“Black women are the touchstone by which all that is human can be measured” – Toni Morrison.
This quote by acclaimed novelist and essayist Toni Morrison encompasses all that is inherent to Black women from their work to their personal lives. Throughout history, Black women have taken on additional roles, outside of their careers, as protectors and leaders for their family, friends and community.
“Black women are often the backbone of their families and communities. Historically, people of the African Diaspora are a matrilineal people and honor the women and maternal figures,” Dr. Jameka Hartley, a faculty member of the Gender and Race Studies department, said. “There is no aspect of Black culture that hasn’t been touched by a Black woman. Literally, Black culture was birthed by Black women as each Black person is built and birthed by a Black mother.”
“Throughout history we’ve seen so many different examples of Black women healing, protesting, resisting, teaching, organizing, reimagining, curating, collaborating, writing, directing and producing,” states Dr. Alexis McGee, an Assistant Professor of English at The University of Alabama.
McGee’s comment showcases the myriad of roles that Black women inhabit as creators and defenders to carry the proverbial weight of their communities’ issues and ultimately be the individuals who solve them.
An example of Black women solving issues would be past elections, specifically the 2020 presidential race. Black women advocated and greatly contributed to the election of President Joe Biden and Vice President Kamala Harris. Additionally, two Democratic senators were elected in Georgia which turned the state blue for the first time in 25 years. This was thanks in large part to Stacey Abrams and the work of her organization Fair Fight which helped combat Georgia’s voter suppression tactics. According to polling from American Election Eve, Black women made up more than 90% of Democratic votes. The work of Abrams helped speak to a demographic that was largely overlooked and at times forgotten. Abrams focused on issues relevant to the Black community, showcasing their worth and importance to a country that viewed them as an afterthought.
The work of investigative journalist and activist, Ida B. Wells continues in the same vein of advocating for the rights of the Black community. Wells was outspoken when reporting in the Memphis newspaper, Free Speech. She reported on lynchings of Black men and women that were often swept under the rug. One editorial highlighted the lynching of her friend, Thomas Moss, who was a business owner. Well’s reporting also urged Memphis citizens to leave and boycott trolley cars. 20% of the Black population left and trolley cars remained empty for a year. Wells continued her investigations and published her research in Southern Horrors: Lynch Law in All Its Phases (1892) and The Red Record (1895). Her work shined a light on the dark secrets within the nation.
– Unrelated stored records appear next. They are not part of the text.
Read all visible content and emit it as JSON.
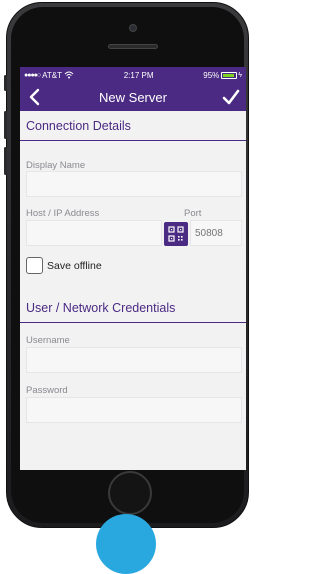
{
  "status_bar": {
    "carrier": "AT&T",
    "time": "2:17 PM",
    "battery": "95%",
    "battery_level": 0.95
  },
  "nav": {
    "title": "New Server",
    "back_icon": "chevron-left-icon",
    "done_icon": "checkmark-icon"
  },
  "connection": {
    "header": "Connection Details",
    "display_name_label": "Display Name",
    "display_name_value": "",
    "host_label": "Host / IP Address",
    "host_value": "",
    "port_label": "Port",
    "port_placeholder": "50808",
    "qr_icon": "qr-code-icon",
    "save_offline_label": "Save offline",
    "save_offline_checked": false
  },
  "credentials": {
    "header": "User / Network Credentials",
    "username_label": "Username",
    "username_value": "",
    "password_label": "Password",
    "password_value": ""
  },
  "colors": {
    "brand": "#4b2a83",
    "battery_fill": "#7ed321",
    "accent_circle": "#29a8e0"
  }
}
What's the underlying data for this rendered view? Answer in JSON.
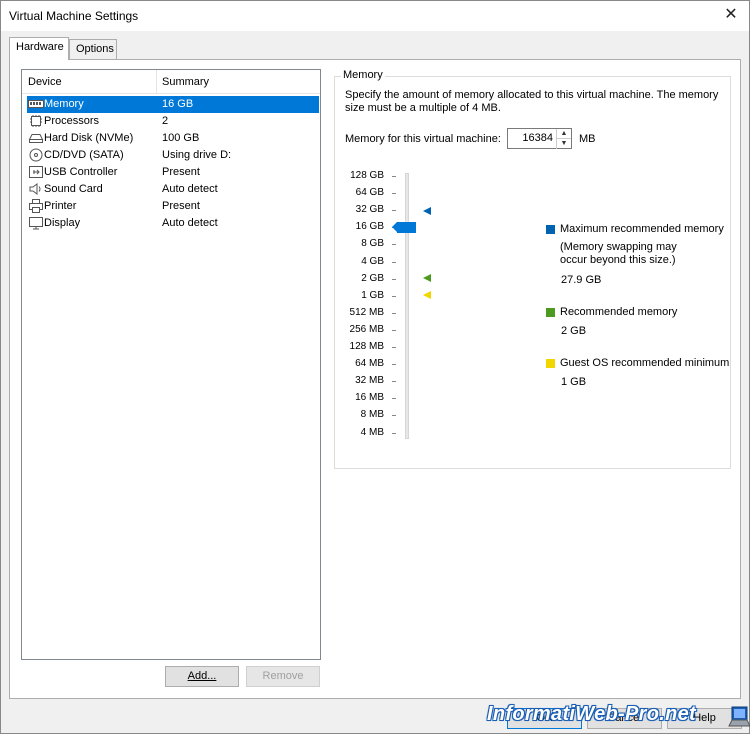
{
  "window": {
    "title": "Virtual Machine Settings",
    "close_glyph": "✕"
  },
  "tabs": [
    {
      "label": "Hardware",
      "active": true
    },
    {
      "label": "Options",
      "active": false
    }
  ],
  "device_list": {
    "headers": {
      "device": "Device",
      "summary": "Summary"
    },
    "rows": [
      {
        "name": "Memory",
        "summary": "16 GB",
        "icon": "memory-icon",
        "selected": true
      },
      {
        "name": "Processors",
        "summary": "2",
        "icon": "processor-icon"
      },
      {
        "name": "Hard Disk (NVMe)",
        "summary": "100 GB",
        "icon": "hard-disk-icon"
      },
      {
        "name": "CD/DVD (SATA)",
        "summary": "Using drive D:",
        "icon": "cd-dvd-icon"
      },
      {
        "name": "USB Controller",
        "summary": "Present",
        "icon": "usb-icon"
      },
      {
        "name": "Sound Card",
        "summary": "Auto detect",
        "icon": "speaker-icon"
      },
      {
        "name": "Printer",
        "summary": "Present",
        "icon": "printer-icon"
      },
      {
        "name": "Display",
        "summary": "Auto detect",
        "icon": "monitor-icon"
      }
    ],
    "add_button": "Add...",
    "remove_button": "Remove"
  },
  "memory": {
    "group_title": "Memory",
    "description": "Specify the amount of memory allocated to this virtual machine. The memory size must be a multiple of 4 MB.",
    "field_label": "Memory for this virtual machine:",
    "value": "16384",
    "unit": "MB",
    "scale": [
      "128 GB",
      "64 GB",
      "32 GB",
      "16 GB",
      "8 GB",
      "4 GB",
      "2 GB",
      "1 GB",
      "512 MB",
      "256 MB",
      "128 MB",
      "64 MB",
      "32 MB",
      "16 MB",
      "8 MB",
      "4 MB"
    ],
    "slider_value": "16 GB",
    "legend": {
      "max_label": "Maximum recommended memory",
      "max_note": "(Memory swapping may occur beyond this size.)",
      "max_value": "27.9 GB",
      "rec_label": "Recommended memory",
      "rec_value": "2 GB",
      "min_label": "Guest OS recommended minimum",
      "min_value": "1 GB"
    },
    "colors": {
      "max": "#0063b1",
      "rec": "#4c9a1f",
      "min": "#f2d600",
      "thumb": "#0078d7"
    }
  },
  "footer": {
    "ok": "OK",
    "cancel": "Cancel",
    "help": "Help",
    "watermark": "InformatiWeb-Pro.net"
  }
}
The work of Black women creates a domino effect that can be felt for lasting generations.
“Black women’s lives are impacted by being both raced and gendered and it is this embodied oppression that moves us towards pathways of liberation,” Hartley said. Working within the frame of racism and sexism acts as a driving force for Black women who are often the shield against attacks, the bullhorn for justice and the trailblazer on unventured paths.
Many fail to realize just how tiring and taxing the load that Black women take on can be. Black women are often expected to balance the needs of others.
Amanda Gorman, the first National Youth Poet Laureate, spoke about her own struggle with Imposter Syndrome in a Time issue with former First Lady Michelle Obama.
“Speaking in public as a Black girl is already daunting enough, just coming onstage with my dark skin and my hair and my race—that in itself is inviting a type of people that have not often been welcomed or celebrated in the public sphere,” Gorman said.
Having to contend with the additional scrutiny of self-image and inhabiting a space that is not inclusive is a daunting task that Black women have taken on and continue to take on.
“We see all these different ways that Black women engage with liberating, whether that be to change the law, create space for oneself or validate the experiences of Black women,” McGee said.
All that has been achieved and continues to be achieved speaks to the resiliency of Black women along with the importance of every Black woman’s story regardless of their background, appearance or education. There is space for every Black woman’s courage and vulnerability. For all of this we sing their praises.
Dr. Jameka Hartley, email@example.com
Dr. Alexis McGee, firstname.lastname@example.org